The task => Give back the full listing, character for character, with no pictures.

Material shown =>
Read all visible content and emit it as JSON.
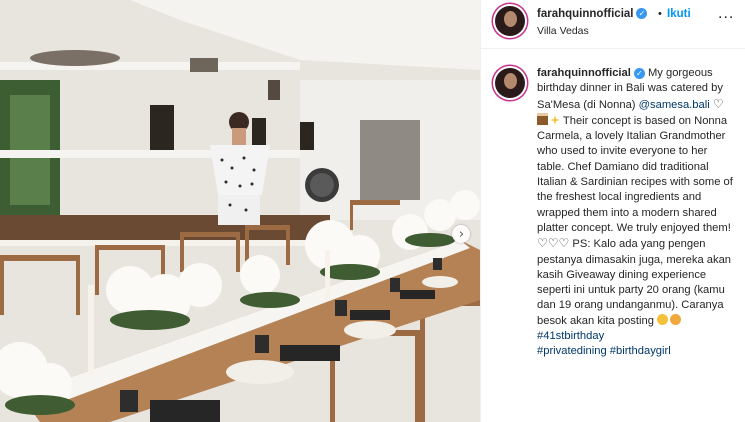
{
  "post": {
    "username": "farahquinnofficial",
    "separator": "•",
    "follow_label": "Ikuti",
    "location": "Villa Vedas",
    "more_label": "..."
  },
  "caption": {
    "username": "farahquinnofficial",
    "text_1": " My gorgeous birthday dinner in Bali was catered by Sa'Mesa (di Nonna) ",
    "mention": "@samesa.bali",
    "text_2": " Their concept is based on Nonna Carmela, a lovely Italian Grandmother who used to invite everyone to her table. Chef Damiano did traditional Italian & Sardinian recipes with some of the freshest local ingredients and wrapped them into a modern shared platter concept. We truly enjoyed them! ",
    "text_3": " PS: Kalo ada yang pengen pestanya dimasakin juga, mereka akan kasih Giveaway dining experience seperti ini untuk party 20 orang (kamu dan 19 orang undanganmu). Caranya besok akan kita posting ",
    "hashtags": [
      "#41stbirthday",
      "#privatedining",
      "#birthdaygirl"
    ]
  },
  "icons": {
    "heart": "♡",
    "verified": "✓",
    "next": "›"
  },
  "colors": {
    "link_blue": "#0095f6",
    "hashtag_blue": "#00376b",
    "verified_blue": "#3897f0",
    "text": "#262626"
  }
}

Written answer =>
Read all visible content and emit it as JSON.
{
  "post": {
    "username": "farahquinnofficial",
    "separator": "•",
    "follow_label": "Ikuti",
    "location": "Villa Vedas",
    "more_label": "..."
  },
  "caption": {
    "username": "farahquinnofficial",
    "text_1": " My gorgeous birthday dinner in Bali was catered by Sa'Mesa (di Nonna) ",
    "mention": "@samesa.bali",
    "text_2": " Their concept is based on Nonna Carmela, a lovely Italian Grandmother who used to invite everyone to her table. Chef Damiano did traditional Italian & Sardinian recipes with some of the freshest local ingredients and wrapped them into a modern shared platter concept. We truly enjoyed them! ",
    "text_3": " PS: Kalo ada yang pengen pestanya dimasakin juga, mereka akan kasih Giveaway dining experience seperti ini untuk party 20 orang (kamu dan 19 orang undanganmu). Caranya besok akan kita posting ",
    "hashtags": [
      "#41stbirthday",
      "#privatedining",
      "#birthdaygirl"
    ]
  },
  "icons": {
    "heart": "♡",
    "verified": "✓",
    "next": "›"
  },
  "colors": {
    "link_blue": "#0095f6",
    "hashtag_blue": "#00376b",
    "verified_blue": "#3897f0",
    "text": "#262626"
  }
}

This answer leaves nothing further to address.